The electoral strength of anti-immigrant parties varies across time and across countries. For example, the Front National in France floundered in the 1970s, but flourished in the 1990s. In neighbouring Belgium, a party of the same name existed which was always less successful than the French Front National. More research is needed about when and where anti-immigrant parties succeed or fail.
In this project we propose, and empirically test, a largely neglected factor that might explain some of anti-immigrant parties’ performance: the legal action taken against them. Many of these parties have faced attempts to ban them, and many of their politicians have been fined, jailed, or stripped of their political rights. We aim to build on our earlier finding, based on one case, that legal action against these parties affects their electoral support.

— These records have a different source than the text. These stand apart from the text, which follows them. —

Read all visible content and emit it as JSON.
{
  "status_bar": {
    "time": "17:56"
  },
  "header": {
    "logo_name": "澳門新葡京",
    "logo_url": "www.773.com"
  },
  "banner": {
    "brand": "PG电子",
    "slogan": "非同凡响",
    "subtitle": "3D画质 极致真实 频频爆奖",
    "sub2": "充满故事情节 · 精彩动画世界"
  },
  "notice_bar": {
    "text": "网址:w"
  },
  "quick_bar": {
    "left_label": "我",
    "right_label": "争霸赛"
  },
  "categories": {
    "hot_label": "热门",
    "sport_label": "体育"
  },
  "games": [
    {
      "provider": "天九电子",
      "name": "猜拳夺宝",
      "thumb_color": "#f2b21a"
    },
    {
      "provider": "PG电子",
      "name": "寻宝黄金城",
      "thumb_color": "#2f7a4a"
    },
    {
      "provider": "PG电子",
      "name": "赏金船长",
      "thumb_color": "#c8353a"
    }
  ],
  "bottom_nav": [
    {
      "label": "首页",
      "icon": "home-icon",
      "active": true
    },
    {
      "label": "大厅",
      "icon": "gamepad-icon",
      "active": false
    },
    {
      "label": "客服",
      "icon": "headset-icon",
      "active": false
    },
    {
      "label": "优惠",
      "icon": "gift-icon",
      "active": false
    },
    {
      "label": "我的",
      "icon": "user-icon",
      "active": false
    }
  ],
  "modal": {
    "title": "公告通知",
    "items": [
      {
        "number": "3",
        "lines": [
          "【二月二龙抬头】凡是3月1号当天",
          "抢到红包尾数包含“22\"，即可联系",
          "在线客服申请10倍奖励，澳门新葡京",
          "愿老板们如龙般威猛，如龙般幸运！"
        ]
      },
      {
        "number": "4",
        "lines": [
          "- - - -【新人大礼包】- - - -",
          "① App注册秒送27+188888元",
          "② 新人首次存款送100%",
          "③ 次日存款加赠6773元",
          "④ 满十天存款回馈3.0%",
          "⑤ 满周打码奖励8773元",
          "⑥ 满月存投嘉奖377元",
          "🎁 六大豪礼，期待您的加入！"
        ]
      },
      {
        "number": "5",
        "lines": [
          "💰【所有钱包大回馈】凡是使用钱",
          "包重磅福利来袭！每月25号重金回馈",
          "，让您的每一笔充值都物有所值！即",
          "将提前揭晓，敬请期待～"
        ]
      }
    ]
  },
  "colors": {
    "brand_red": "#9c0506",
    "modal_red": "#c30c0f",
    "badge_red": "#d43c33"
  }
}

The effects of legal measures against anti-immigrant parties likely go beyond voting behaviour. In particular, it would be hard to believe that such measures leave citizens’ support for the political system unaffected. This is because in many democratic societies, they are considered aspects of the political system, and many citizens oppose them. Previous results suggest that such measures are a promising factor explaining over-time and cross-national variation in system support.
In the project we chart legal action against anti-immigrant parties and develop an analytical framework concerning its effects on citizens. In addition, we test hypotheses derived from that framework in 21 countries, 1965-2015. Studying all these contexts allows the assessment of how case and country traits affect the impact of legal action against anti-immigrant parties. Also, we model effects as a function of voters’ characteristics, and of the media coverage that these voters are exposed to.
This is the first ever comprehensive study of legal action against anti-immigrant parties. The project combines experimental and non-experimental research methodologies. It brings together methods and literature from political science, sociology, and communication science. Concerning the communication aspect, a key innovation is the focus on agenda setting in, and framing of, media coverage of legal action.
Current action against parties in Germany and Greece, and trials of French MP Marine Le Pen and Dutch MP Geert Wilders, make this study urgent. The project’s results will inform scientific and societal debates on whether such action serves to defend democracy or to damage it.
This NWO VIDI project is advised by a panel of legal experts consisting of prof. dr. Wouter Hins (University of Amsterdam, Leiden University), prof. dr. Göran Sluiter (University of Amsterdam) and prof. dr. Tom Zwart (Utrecht University).
Results of our expert survey about the hate speech prosecution of politicians in Europe are now available.
Roderik Rekker (@RoderikRekker)